PROBLEM TO SOLVE:
The records should be repeated word for word, pictures excluded.

START SOURCE MATERIAL

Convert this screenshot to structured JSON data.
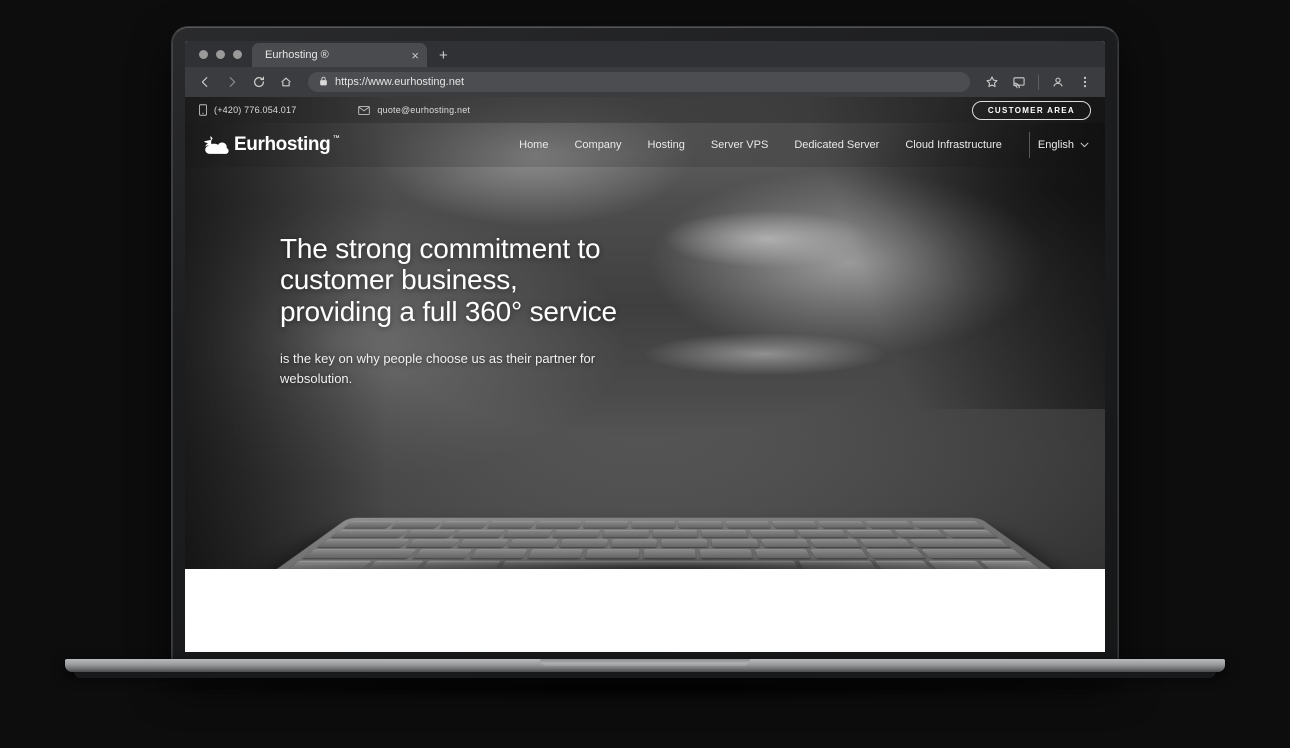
{
  "browser": {
    "window_dots": [
      "close",
      "minimize",
      "maximize"
    ],
    "tab_title": "Eurhosting ®",
    "tab_close_glyph": "×",
    "new_tab_glyph": "+",
    "url": "https://www.eurhosting.net",
    "nav_icons": [
      "back-arrow-icon",
      "forward-arrow-icon",
      "reload-icon",
      "home-icon"
    ],
    "omnibox_lock_icon": "lock-icon",
    "toolbar_right_icons": [
      "star-bookmark-icon",
      "cast-icon",
      "profile-icon",
      "kebab-menu-icon"
    ]
  },
  "site": {
    "topbar": {
      "phone": "(+420) 776.054.017",
      "phone_icon": "mobile-phone-icon",
      "email": "quote@eurhosting.net",
      "email_icon": "envelope-icon",
      "customer_area_label": "CUSTOMER AREA"
    },
    "logo": {
      "text": "Eurhosting",
      "trademark": "™",
      "mark": "bird-in-cloud-icon"
    },
    "nav": [
      {
        "label": "Home"
      },
      {
        "label": "Company"
      },
      {
        "label": "Hosting"
      },
      {
        "label": "Server VPS"
      },
      {
        "label": "Dedicated Server"
      },
      {
        "label": "Cloud Infrastructure"
      }
    ],
    "language": {
      "selected": "English",
      "chevron": "⌄"
    },
    "hero": {
      "heading_line1": "The strong commitment to",
      "heading_line2": "customer business,",
      "heading_line3": "providing a full 360° service",
      "subtext": "is the key on why people choose us as their partner for websolution.",
      "background": "blurred-grayscale-desk-with-keyboard-photo"
    }
  },
  "colors": {
    "page_background": "#0d0d0d",
    "browser_chrome": "#3b3c3f",
    "tabstrip": "#303134",
    "hero_text": "#ffffff",
    "white_section": "#ffffff",
    "laptop_base": "#b9bbbd"
  }
}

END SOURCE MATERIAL

RESPONSE BELOW:
Convert this screenshot to structured JSON data.
{
  "browser": {
    "window_dots": [
      "close",
      "minimize",
      "maximize"
    ],
    "tab_title": "Eurhosting ®",
    "tab_close_glyph": "×",
    "new_tab_glyph": "+",
    "url": "https://www.eurhosting.net",
    "nav_icons": [
      "back-arrow-icon",
      "forward-arrow-icon",
      "reload-icon",
      "home-icon"
    ],
    "omnibox_lock_icon": "lock-icon",
    "toolbar_right_icons": [
      "star-bookmark-icon",
      "cast-icon",
      "profile-icon",
      "kebab-menu-icon"
    ]
  },
  "site": {
    "topbar": {
      "phone": "(+420) 776.054.017",
      "phone_icon": "mobile-phone-icon",
      "email": "quote@eurhosting.net",
      "email_icon": "envelope-icon",
      "customer_area_label": "CUSTOMER AREA"
    },
    "logo": {
      "text": "Eurhosting",
      "trademark": "™",
      "mark": "bird-in-cloud-icon"
    },
    "nav": [
      {
        "label": "Home"
      },
      {
        "label": "Company"
      },
      {
        "label": "Hosting"
      },
      {
        "label": "Server VPS"
      },
      {
        "label": "Dedicated Server"
      },
      {
        "label": "Cloud Infrastructure"
      }
    ],
    "language": {
      "selected": "English",
      "chevron": "⌄"
    },
    "hero": {
      "heading_line1": "The strong commitment to",
      "heading_line2": "customer business,",
      "heading_line3": "providing a full 360° service",
      "subtext": "is the key on why people choose us as their partner for websolution.",
      "background": "blurred-grayscale-desk-with-keyboard-photo"
    }
  },
  "colors": {
    "page_background": "#0d0d0d",
    "browser_chrome": "#3b3c3f",
    "tabstrip": "#303134",
    "hero_text": "#ffffff",
    "white_section": "#ffffff",
    "laptop_base": "#b9bbbd"
  }
}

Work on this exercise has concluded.